■ TASK DIRECTIONS: Each entry is to be given again precisely, and no picture may be carried over.

Dataset rows describing interfaces:
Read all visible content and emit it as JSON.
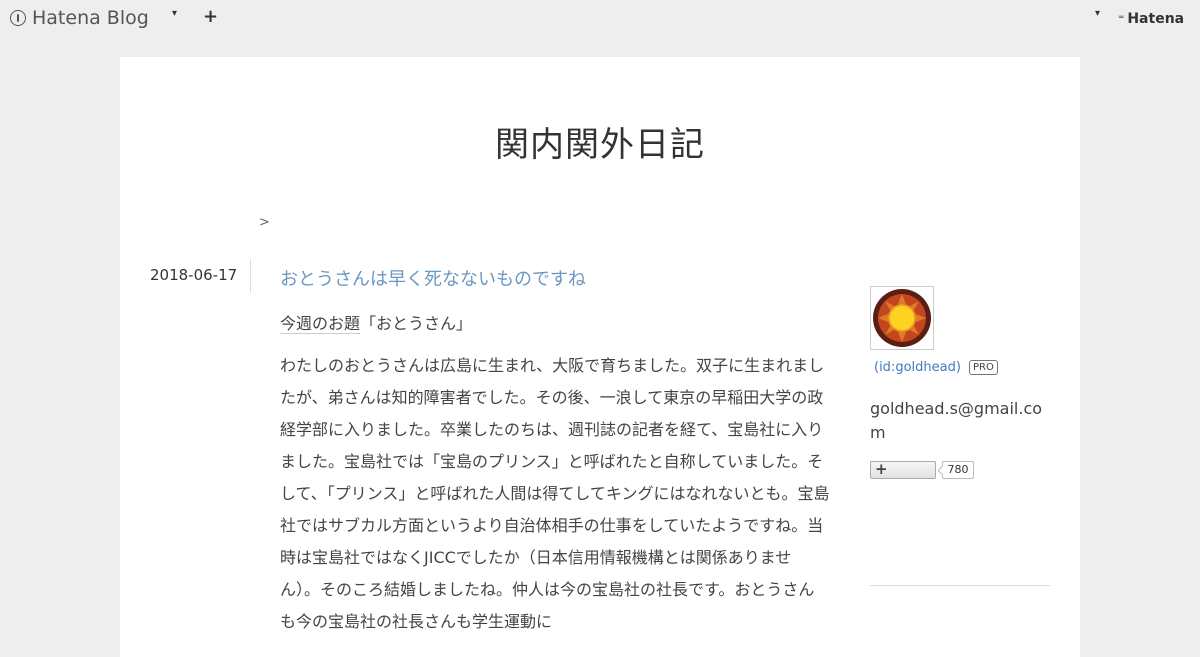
{
  "header": {
    "logo_text": "Hatena Blog",
    "add_label": "+",
    "caret": "▾",
    "hatena_label": "Hatena"
  },
  "blog": {
    "title": "関内関外日記"
  },
  "breadcrumb": ">",
  "entry": {
    "date": "2018-06-17",
    "title": "おとうさんは早く死なないものですね",
    "topic_link": "今週のお題",
    "topic_text": "「おとうさん」",
    "body": "わたしのおとうさんは広島に生まれ、大阪で育ちました。双子に生まれましたが、弟さんは知的障害者でした。その後、一浪して東京の早稲田大学の政経学部に入りました。卒業したのちは、週刊誌の記者を経て、宝島社に入りました。宝島社では「宝島のプリンス」と呼ばれたと自称していました。そして、「プリンス」と呼ばれた人間は得てしてキングにはなれないとも。宝島社ではサブカル方面というより自治体相手の仕事をしていたようですね。当時は宝島社ではなくJICCでしたか（日本信用情報機構とは関係ありません）。そのころ結婚しましたね。仲人は今の宝島社の社長です。おとうさんも今の宝島社の社長さんも学生運動に"
  },
  "sidebar": {
    "profile_id": "(id:goldhead)",
    "pro_badge": "PRO",
    "email": "goldhead.s@gmail.com",
    "follow_plus": "+",
    "follow_count": "780"
  },
  "colors": {
    "background": "#eeeeee",
    "card": "#ffffff",
    "link": "#6b97c4",
    "id_link": "#3f7bbf"
  }
}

■ SOLUTION FOR THIS TASK:
Read all visible content and emit it as JSON.
{
  "header": {
    "logo_text": "Hatena Blog",
    "add_label": "+",
    "caret": "▾",
    "hatena_label": "Hatena"
  },
  "blog": {
    "title": "関内関外日記"
  },
  "breadcrumb": ">",
  "entry": {
    "date": "2018-06-17",
    "title": "おとうさんは早く死なないものですね",
    "topic_link": "今週のお題",
    "topic_text": "「おとうさん」",
    "body": "わたしのおとうさんは広島に生まれ、大阪で育ちました。双子に生まれましたが、弟さんは知的障害者でした。その後、一浪して東京の早稲田大学の政経学部に入りました。卒業したのちは、週刊誌の記者を経て、宝島社に入りました。宝島社では「宝島のプリンス」と呼ばれたと自称していました。そして、「プリンス」と呼ばれた人間は得てしてキングにはなれないとも。宝島社ではサブカル方面というより自治体相手の仕事をしていたようですね。当時は宝島社ではなくJICCでしたか（日本信用情報機構とは関係ありません）。そのころ結婚しましたね。仲人は今の宝島社の社長です。おとうさんも今の宝島社の社長さんも学生運動に"
  },
  "sidebar": {
    "profile_id": "(id:goldhead)",
    "pro_badge": "PRO",
    "email": "goldhead.s@gmail.com",
    "follow_plus": "+",
    "follow_count": "780"
  },
  "colors": {
    "background": "#eeeeee",
    "card": "#ffffff",
    "link": "#6b97c4",
    "id_link": "#3f7bbf"
  }
}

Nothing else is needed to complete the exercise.